“It really feels like, instead of people just wanting another Skirted Heifer, it’s like it’s a need at this time,” he said. “Everyone’s been calling the downtown location just telling us how excited they are that we’re opening up there.”
Megyeri is not too concerned about competing with several national chain restaurants nearby, including a Burger King across the street.
“We feel good about it,” he said. “Colorado has so many chains, but one thing that is super cool about it is that we have this new chance to show what a local family can do for this city. So many people are excited that we are going out there to compete against national chains. There’s absolutely no doubt in my mind that we have something to offer.”
Megyeri said he plans to offer the same cheese-draped, grass-fed and -finished burgers downtown patrons have enjoyed. The main differences will be that the Powers restaurant will feature locally crafted Colorado beers and a slightly different selection of desserts. Instead of the frozen custard served downtown, the Powers locale will offer homemade cookie ice cream sandwiches.
“We just wanted to try something new, and I think this is a little bit of a way to make the north end experience a little bit more unique while keeping everything of our flagship staple,” he said.

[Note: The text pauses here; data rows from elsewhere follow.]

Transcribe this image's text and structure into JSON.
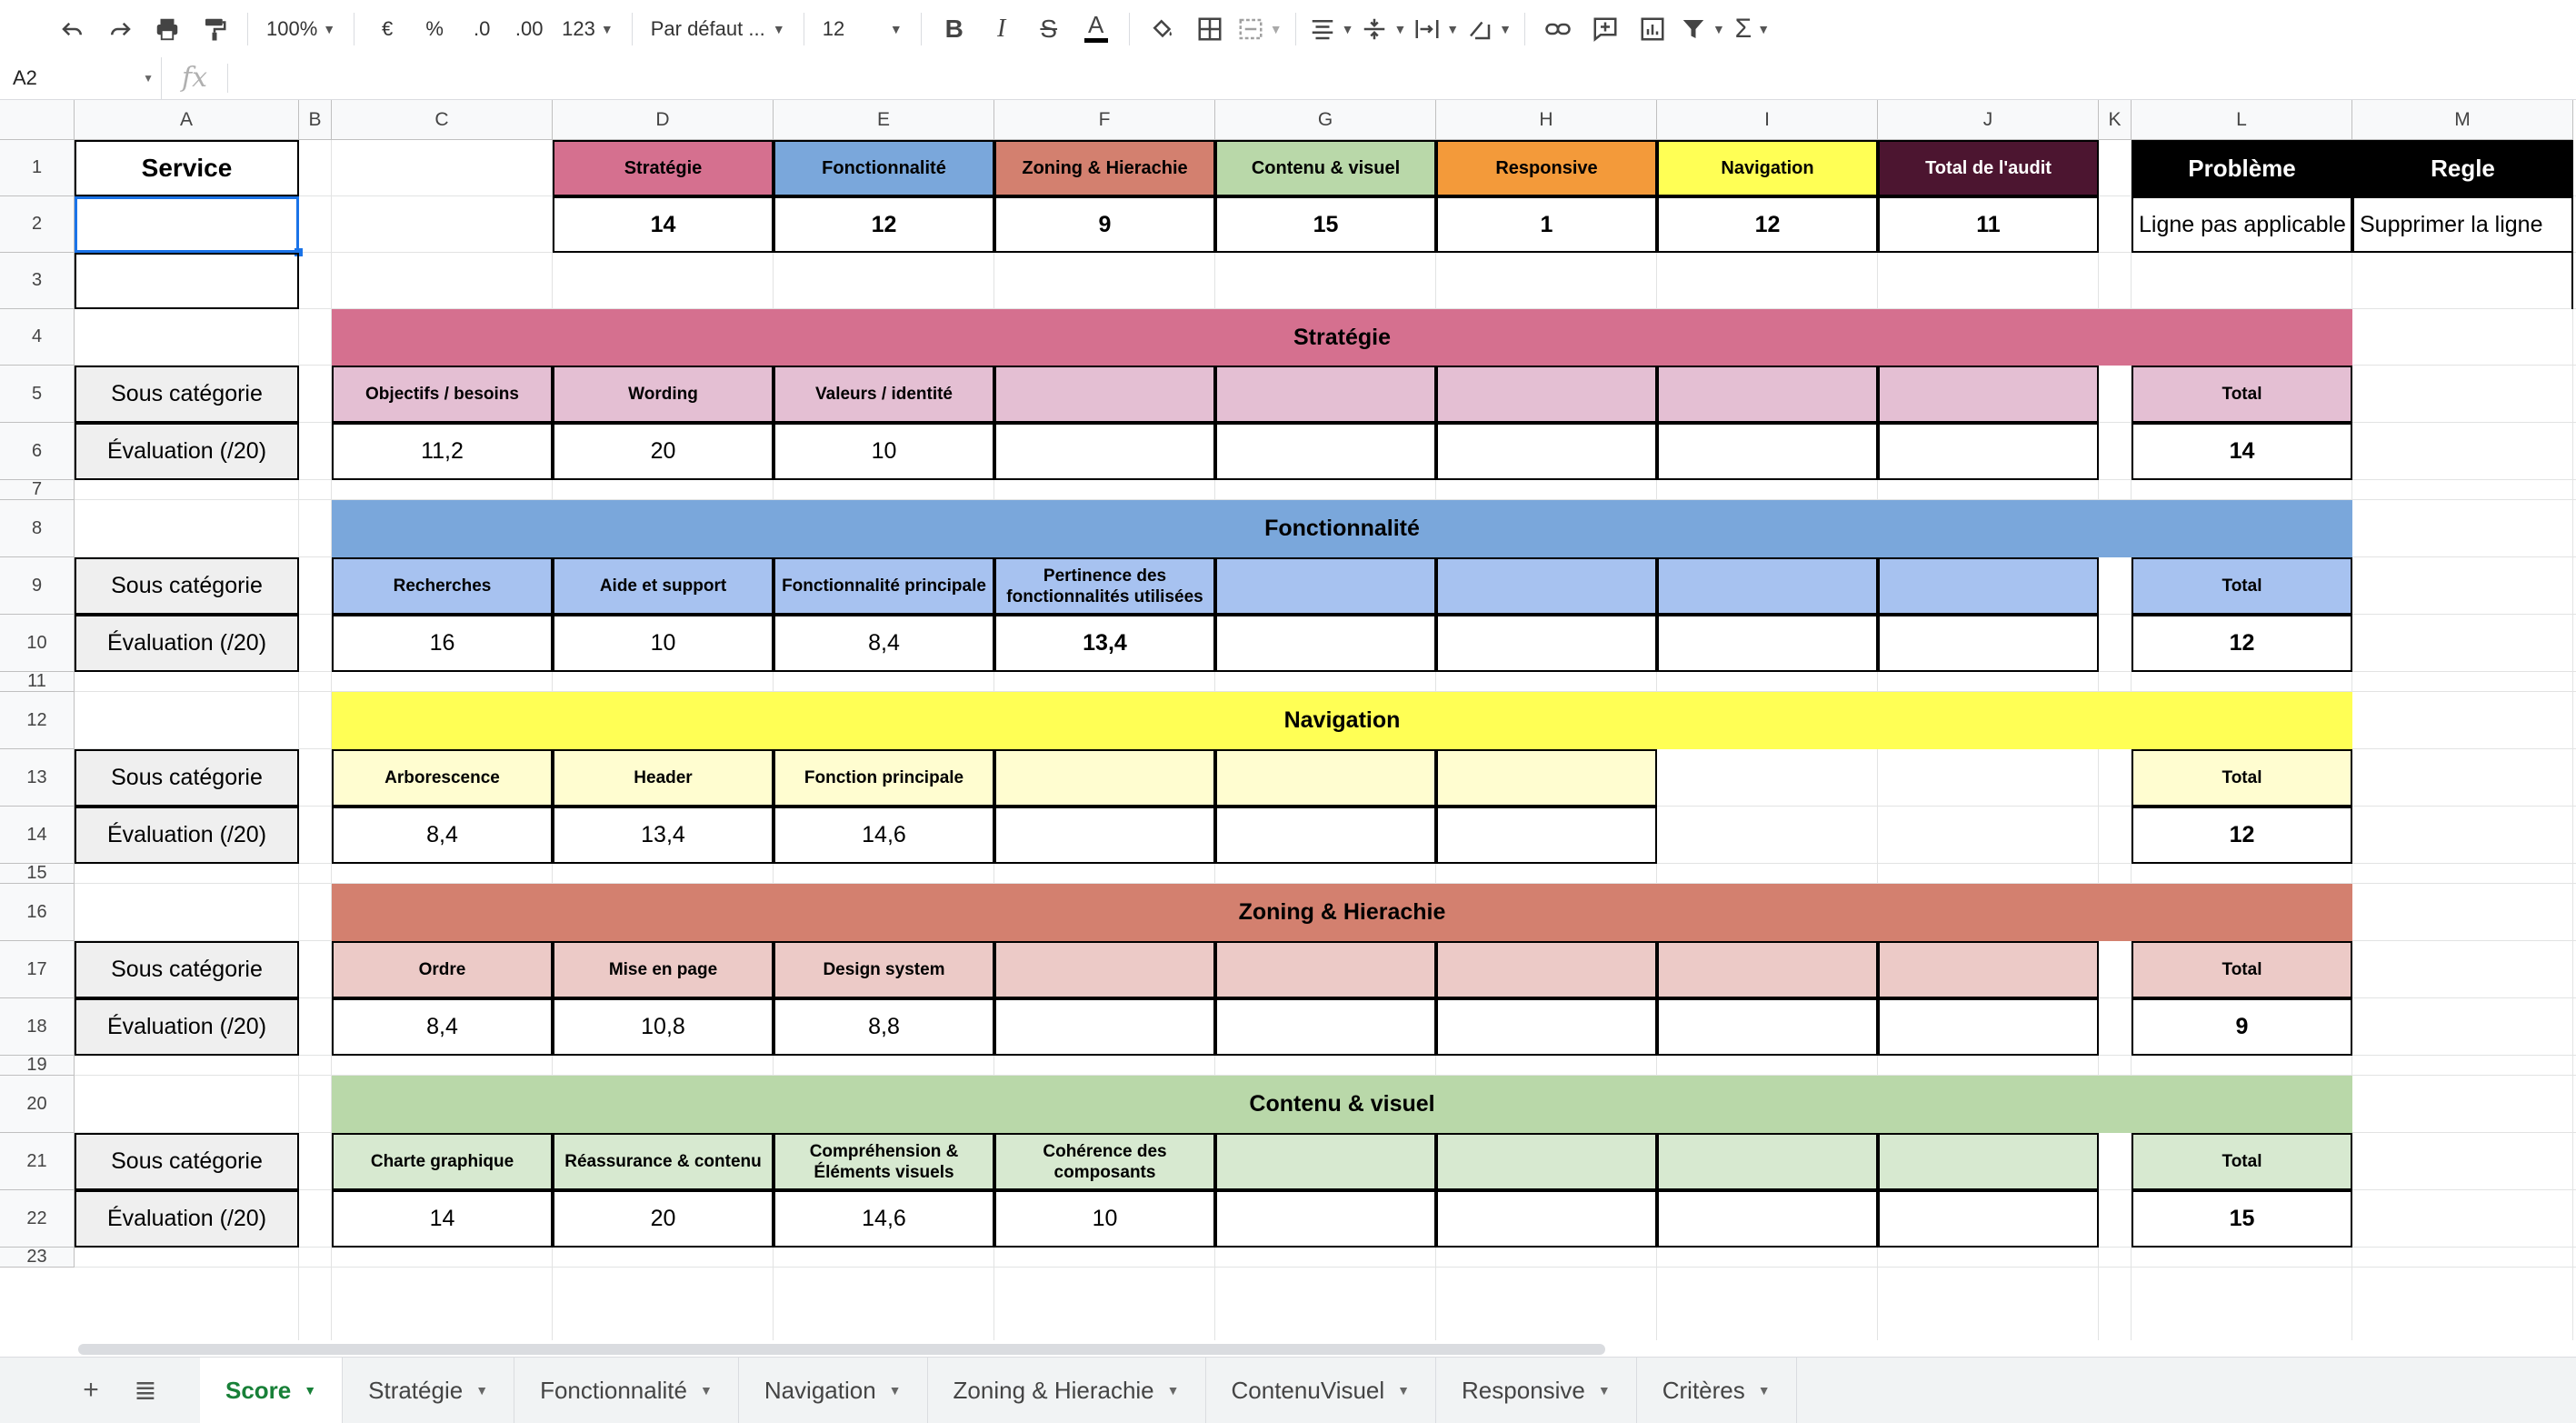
{
  "toolbar": {
    "zoom": "100%",
    "currency": "€",
    "percent": "%",
    "dec_less": ".0",
    "dec_more": ".00",
    "format_more": "123",
    "font": "Par défaut ...",
    "font_size": "12"
  },
  "formula_bar": {
    "cell_ref": "A2",
    "fx": "fx",
    "content": ""
  },
  "columns": [
    "A",
    "B",
    "C",
    "D",
    "E",
    "F",
    "G",
    "H",
    "I",
    "J",
    "K",
    "L",
    "M"
  ],
  "rows": [
    "1",
    "2",
    "3",
    "4",
    "5",
    "6",
    "7",
    "8",
    "9",
    "10",
    "11",
    "12",
    "13",
    "14",
    "15",
    "16",
    "17",
    "18",
    "19",
    "20",
    "21",
    "22",
    "23"
  ],
  "top": {
    "service": "Service",
    "headers": [
      "Stratégie",
      "Fonctionnalité",
      "Zoning & Hierachie",
      "Contenu & visuel",
      "Responsive",
      "Navigation",
      "Total de l'audit"
    ],
    "scores": [
      "14",
      "12",
      "9",
      "15",
      "1",
      "12",
      "11"
    ],
    "probleme_label": "Problème",
    "regle_label": "Regle",
    "probleme_value": "Ligne pas applicable",
    "regle_value": "Supprimer la ligne"
  },
  "labels": {
    "sub": "Sous catégorie",
    "eval": "Évaluation (/20)",
    "total": "Total"
  },
  "sections": [
    {
      "title": "Stratégie",
      "subs": [
        "Objectifs / besoins",
        "Wording",
        "Valeurs / identité",
        "",
        "",
        "",
        "",
        ""
      ],
      "vals": [
        "11,2",
        "20",
        "10",
        "",
        "",
        "",
        "",
        ""
      ],
      "total": "14"
    },
    {
      "title": "Fonctionnalité",
      "subs": [
        "Recherches",
        "Aide et support",
        "Fonctionnalité principale",
        "Pertinence des fonctionnalités utilisées",
        "",
        "",
        "",
        ""
      ],
      "vals": [
        "16",
        "10",
        "8,4",
        "13,4",
        "",
        "",
        "",
        ""
      ],
      "total": "12"
    },
    {
      "title": "Navigation",
      "subs": [
        "Arborescence",
        "Header",
        "Fonction principale",
        "",
        "",
        ""
      ],
      "vals": [
        "8,4",
        "13,4",
        "14,6",
        "",
        "",
        ""
      ],
      "total": "12"
    },
    {
      "title": "Zoning & Hierachie",
      "subs": [
        "Ordre",
        "Mise en page",
        "Design system",
        "",
        "",
        "",
        "",
        ""
      ],
      "vals": [
        "8,4",
        "10,8",
        "8,8",
        "",
        "",
        "",
        "",
        ""
      ],
      "total": "9"
    },
    {
      "title": "Contenu & visuel",
      "subs": [
        "Charte graphique",
        "Réassurance & contenu",
        "Compréhension & Éléments visuels",
        "Cohérence des composants",
        "",
        "",
        "",
        ""
      ],
      "vals": [
        "14",
        "20",
        "14,6",
        "10",
        "",
        "",
        "",
        ""
      ],
      "total": "15"
    }
  ],
  "tabs": [
    "Score",
    "Stratégie",
    "Fonctionnalité",
    "Navigation",
    "Zoning & Hierachie",
    "ContenuVisuel",
    "Responsive",
    "Critères"
  ],
  "active_tab": "Score",
  "colors": {
    "strategie": "#d5708f",
    "strategie_light": "#e4bfd3",
    "fonctionnalite": "#7aa7db",
    "fonctionnalite_light": "#a7c2f0",
    "navigation": "#ffff55",
    "navigation_light": "#fffdd0",
    "zoning": "#d3806f",
    "zoning_light": "#eccac7",
    "contenu": "#b9d8a9",
    "contenu_light": "#d7e9d0",
    "responsive": "#f39a3a",
    "total_audit": "#4c1530",
    "selection": "#1a73e8",
    "active_tab": "#188038"
  }
}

Megyeri plans a grand opening Feb. 11, and the new restaurant likely will get a boost from TV exposure. The Skirted Heifer was featured on an episode of the Food Network’s “Diners, Drive-Ins and Dives” in 2016, and Megyeri and his mother were contestants on “Guy’s Grocery Games.” The episode will air Jan. 23.

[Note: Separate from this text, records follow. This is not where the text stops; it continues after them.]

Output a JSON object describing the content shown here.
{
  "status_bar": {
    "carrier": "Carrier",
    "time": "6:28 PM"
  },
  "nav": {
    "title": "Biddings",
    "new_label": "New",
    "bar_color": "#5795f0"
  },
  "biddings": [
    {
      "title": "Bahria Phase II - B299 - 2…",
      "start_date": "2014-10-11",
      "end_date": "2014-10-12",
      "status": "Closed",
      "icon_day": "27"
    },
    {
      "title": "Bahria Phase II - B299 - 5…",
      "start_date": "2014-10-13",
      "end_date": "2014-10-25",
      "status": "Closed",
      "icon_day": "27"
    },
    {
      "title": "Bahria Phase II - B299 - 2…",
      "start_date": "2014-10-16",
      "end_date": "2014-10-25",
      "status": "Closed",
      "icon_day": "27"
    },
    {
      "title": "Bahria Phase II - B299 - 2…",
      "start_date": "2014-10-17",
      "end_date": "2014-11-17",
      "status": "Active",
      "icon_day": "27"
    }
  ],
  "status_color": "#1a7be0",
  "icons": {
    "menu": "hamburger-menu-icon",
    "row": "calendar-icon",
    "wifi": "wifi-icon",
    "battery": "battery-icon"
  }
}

DECLINING BIG BOXES
The long-vacant Kmart has been plagued with vandalism and poor upkeep, but it still is being pursued by several possible tenants, said John Egan, principal broker with NAI Highland, owners of the Powers Centre at Powers and Palmer Park.
“It’s a matter of the right fit for the building,” Egan said. “Once it’s the right fit, I’m sure they’ll pursue it. The right fit means economically the right use.”
Egan thinks the Kmart building still has potential as a retail space because of its prime location on the Powers corridor. But it might not house just one business.
“What you’re seeing nationally are the larger boxes becoming less practical,” Egan said. “Not many people are looking for that size in this market, or any market. We’re coming into more of a convenience size, which means they take that 70,000-square-foot building and divide it.”
The rest of the Powers Centre is full, Egan said.
“We’re a lower-cost center on the corridor,” he said. “The rates are what make it attractive. Once that Kmart building is figured out, those rates could change.”
Egan’s firm also owns and built several other centers on parcels along the Powers corridor and is currently working on a new phase of The Plaza at Barnes West, but it also is seeing retail and service development spilling over onto adjacent and intersecting streets. These are smaller centers embedded in local neighborhoods.
“We just finished one at Dublin and Marksheffel [Road],” Egan said. “We’re in the very early stages of one on the northwest corner of Woodmen [Road] and Marksheffel.
“Marksheffel is taking off and becoming a very attractive corridor due to Powers,” he said. “If we had more available space, we could fill it.”